DATASET CONTENT START

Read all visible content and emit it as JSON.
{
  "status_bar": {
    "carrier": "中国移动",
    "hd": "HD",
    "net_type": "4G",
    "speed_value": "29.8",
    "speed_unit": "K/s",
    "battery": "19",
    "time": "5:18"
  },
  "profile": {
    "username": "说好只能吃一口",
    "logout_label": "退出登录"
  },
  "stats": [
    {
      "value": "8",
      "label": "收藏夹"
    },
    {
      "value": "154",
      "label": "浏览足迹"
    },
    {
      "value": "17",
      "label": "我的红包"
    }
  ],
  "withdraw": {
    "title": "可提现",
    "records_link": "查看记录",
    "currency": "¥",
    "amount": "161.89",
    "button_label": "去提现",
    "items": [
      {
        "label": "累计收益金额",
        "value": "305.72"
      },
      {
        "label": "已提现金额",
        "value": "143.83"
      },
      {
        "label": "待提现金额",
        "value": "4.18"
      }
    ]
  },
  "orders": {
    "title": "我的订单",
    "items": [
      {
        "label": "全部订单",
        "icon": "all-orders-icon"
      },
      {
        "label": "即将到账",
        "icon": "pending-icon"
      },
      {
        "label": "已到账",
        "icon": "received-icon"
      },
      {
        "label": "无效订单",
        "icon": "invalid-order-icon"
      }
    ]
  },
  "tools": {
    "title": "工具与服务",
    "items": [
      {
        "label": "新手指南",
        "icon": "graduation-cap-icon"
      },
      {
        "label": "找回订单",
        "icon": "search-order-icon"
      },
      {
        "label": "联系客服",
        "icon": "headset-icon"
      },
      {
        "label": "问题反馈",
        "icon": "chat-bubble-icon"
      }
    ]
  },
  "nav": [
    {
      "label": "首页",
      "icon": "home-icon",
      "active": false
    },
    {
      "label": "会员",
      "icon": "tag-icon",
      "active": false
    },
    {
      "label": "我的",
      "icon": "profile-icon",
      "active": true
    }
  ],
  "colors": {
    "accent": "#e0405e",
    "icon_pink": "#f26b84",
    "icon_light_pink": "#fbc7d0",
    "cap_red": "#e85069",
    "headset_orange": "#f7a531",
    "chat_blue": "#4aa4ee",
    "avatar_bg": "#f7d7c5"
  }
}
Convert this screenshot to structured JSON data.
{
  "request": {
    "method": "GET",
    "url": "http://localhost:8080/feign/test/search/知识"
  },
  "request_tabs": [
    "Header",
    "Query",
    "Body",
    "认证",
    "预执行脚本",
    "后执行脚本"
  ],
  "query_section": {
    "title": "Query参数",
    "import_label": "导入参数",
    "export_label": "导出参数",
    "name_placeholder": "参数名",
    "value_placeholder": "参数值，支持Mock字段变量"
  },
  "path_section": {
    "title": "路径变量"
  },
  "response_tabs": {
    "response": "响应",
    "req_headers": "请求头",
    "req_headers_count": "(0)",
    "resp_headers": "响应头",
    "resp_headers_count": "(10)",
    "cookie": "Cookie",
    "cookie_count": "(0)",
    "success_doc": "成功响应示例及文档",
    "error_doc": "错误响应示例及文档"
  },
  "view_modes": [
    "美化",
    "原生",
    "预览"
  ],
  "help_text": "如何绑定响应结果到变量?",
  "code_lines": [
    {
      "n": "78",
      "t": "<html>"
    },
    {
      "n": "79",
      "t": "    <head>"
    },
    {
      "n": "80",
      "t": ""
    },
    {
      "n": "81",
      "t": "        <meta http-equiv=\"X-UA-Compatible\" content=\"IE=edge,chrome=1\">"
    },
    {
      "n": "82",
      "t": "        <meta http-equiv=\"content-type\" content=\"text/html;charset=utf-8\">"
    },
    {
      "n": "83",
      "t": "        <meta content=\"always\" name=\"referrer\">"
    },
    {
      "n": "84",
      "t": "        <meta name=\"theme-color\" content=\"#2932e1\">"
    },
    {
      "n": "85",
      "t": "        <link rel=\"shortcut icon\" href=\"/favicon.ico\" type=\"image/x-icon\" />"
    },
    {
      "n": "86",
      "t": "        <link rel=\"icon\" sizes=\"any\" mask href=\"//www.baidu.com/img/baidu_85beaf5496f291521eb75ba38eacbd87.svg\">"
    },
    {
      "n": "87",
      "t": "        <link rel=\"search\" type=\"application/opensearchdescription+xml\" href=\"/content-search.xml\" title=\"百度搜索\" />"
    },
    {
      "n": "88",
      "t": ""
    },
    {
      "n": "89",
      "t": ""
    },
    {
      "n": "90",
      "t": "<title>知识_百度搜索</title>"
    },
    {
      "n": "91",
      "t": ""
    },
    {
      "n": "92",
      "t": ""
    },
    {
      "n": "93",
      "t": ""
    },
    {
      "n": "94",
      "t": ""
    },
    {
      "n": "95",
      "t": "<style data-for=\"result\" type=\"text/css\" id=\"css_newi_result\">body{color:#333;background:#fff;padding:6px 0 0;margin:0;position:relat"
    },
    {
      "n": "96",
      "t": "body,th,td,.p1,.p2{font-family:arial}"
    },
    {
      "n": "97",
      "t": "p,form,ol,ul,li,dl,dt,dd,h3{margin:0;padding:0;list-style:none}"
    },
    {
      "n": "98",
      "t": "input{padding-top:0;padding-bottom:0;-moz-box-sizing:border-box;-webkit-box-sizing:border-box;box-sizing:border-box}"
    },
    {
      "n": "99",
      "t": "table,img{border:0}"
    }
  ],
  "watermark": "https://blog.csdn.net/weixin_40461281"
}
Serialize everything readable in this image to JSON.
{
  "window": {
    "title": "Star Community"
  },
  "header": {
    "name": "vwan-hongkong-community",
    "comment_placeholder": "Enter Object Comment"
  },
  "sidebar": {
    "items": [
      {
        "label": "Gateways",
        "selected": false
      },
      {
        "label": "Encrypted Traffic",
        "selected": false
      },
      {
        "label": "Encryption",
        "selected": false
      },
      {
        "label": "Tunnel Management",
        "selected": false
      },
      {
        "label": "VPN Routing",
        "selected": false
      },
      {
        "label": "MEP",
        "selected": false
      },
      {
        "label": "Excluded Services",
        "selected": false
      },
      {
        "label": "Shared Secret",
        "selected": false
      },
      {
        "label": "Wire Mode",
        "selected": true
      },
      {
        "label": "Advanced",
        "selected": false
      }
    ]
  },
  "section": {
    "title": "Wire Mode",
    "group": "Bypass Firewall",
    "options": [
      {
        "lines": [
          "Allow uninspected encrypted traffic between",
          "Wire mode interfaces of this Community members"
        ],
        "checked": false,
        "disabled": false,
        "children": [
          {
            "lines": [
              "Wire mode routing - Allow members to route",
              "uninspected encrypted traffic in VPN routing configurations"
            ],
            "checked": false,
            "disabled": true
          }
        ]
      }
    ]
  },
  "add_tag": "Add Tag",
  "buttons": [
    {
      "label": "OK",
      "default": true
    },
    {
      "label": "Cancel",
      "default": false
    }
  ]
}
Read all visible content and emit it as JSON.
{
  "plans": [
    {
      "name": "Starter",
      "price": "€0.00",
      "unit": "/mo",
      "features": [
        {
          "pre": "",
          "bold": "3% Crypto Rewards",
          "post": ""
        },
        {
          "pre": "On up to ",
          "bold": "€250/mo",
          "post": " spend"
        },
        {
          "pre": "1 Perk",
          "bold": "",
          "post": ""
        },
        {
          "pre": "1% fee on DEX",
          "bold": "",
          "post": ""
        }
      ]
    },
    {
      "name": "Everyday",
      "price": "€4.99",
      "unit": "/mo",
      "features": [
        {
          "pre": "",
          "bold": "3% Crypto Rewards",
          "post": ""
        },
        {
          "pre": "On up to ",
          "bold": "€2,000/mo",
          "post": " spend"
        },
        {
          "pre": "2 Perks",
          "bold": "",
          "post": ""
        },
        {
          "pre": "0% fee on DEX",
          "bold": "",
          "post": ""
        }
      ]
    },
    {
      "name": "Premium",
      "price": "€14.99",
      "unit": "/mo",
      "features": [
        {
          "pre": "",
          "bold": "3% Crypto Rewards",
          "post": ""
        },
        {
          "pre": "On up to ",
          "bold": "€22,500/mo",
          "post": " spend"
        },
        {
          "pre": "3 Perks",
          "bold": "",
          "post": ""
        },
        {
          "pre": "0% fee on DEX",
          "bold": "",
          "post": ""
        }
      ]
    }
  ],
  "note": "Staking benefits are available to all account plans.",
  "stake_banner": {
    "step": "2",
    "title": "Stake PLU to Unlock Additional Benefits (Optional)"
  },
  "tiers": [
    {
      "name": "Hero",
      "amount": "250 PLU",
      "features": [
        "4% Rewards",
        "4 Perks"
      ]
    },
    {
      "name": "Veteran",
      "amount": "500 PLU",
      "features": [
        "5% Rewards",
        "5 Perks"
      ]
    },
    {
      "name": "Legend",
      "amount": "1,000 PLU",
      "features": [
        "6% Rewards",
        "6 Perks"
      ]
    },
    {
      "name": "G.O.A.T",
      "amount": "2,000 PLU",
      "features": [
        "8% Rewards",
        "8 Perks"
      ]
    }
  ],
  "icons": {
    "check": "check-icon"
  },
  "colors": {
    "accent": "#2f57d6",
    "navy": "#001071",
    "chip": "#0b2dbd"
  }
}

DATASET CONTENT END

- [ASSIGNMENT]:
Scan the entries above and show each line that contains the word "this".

- [OUTPUT OF THE TASK]:
Convert this screenshot to structured JSON data.
Serialize everything readable in this image to JSON.
          "Wire mode interfaces of this Community members"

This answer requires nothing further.